> EXERCISE: In the records, each line holding "Ctrl" must be reported.

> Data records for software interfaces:
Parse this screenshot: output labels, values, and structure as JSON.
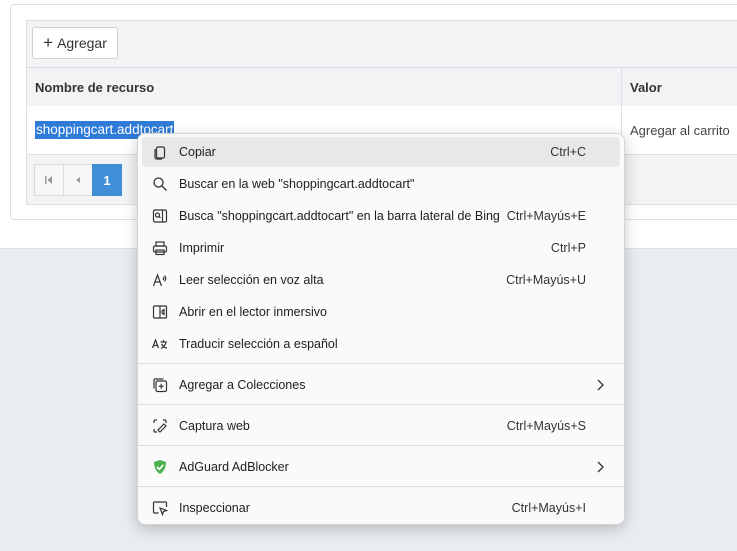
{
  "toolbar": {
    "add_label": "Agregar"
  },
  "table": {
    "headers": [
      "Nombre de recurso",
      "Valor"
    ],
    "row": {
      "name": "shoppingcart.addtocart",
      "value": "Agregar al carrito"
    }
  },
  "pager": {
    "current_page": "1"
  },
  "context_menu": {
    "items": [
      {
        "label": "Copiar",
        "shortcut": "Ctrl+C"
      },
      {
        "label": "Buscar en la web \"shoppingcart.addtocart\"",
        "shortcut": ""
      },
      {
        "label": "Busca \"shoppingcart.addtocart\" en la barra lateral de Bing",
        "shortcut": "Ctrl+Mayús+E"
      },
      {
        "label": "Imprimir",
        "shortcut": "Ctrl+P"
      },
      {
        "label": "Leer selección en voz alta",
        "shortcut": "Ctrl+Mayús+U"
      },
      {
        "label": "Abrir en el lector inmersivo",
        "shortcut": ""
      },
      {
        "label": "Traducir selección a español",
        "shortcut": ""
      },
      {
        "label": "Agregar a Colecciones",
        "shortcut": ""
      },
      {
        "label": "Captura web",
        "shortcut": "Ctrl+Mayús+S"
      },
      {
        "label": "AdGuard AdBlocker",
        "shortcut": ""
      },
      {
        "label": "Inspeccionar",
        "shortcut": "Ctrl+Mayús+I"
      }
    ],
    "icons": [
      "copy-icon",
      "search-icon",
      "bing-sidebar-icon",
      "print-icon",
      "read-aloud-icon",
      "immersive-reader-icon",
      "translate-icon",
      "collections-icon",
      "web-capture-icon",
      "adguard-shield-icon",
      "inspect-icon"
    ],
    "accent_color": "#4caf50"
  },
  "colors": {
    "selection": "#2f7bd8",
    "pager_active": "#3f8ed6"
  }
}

> EXERCISE RESPONSE:
        "shortcut": "Ctrl+C"
        "shortcut": "Ctrl+Mayús+E"
        "shortcut": "Ctrl+P"
        "shortcut": "Ctrl+Mayús+U"
        "shortcut": "Ctrl+Mayús+S"
        "shortcut": "Ctrl+Mayús+I"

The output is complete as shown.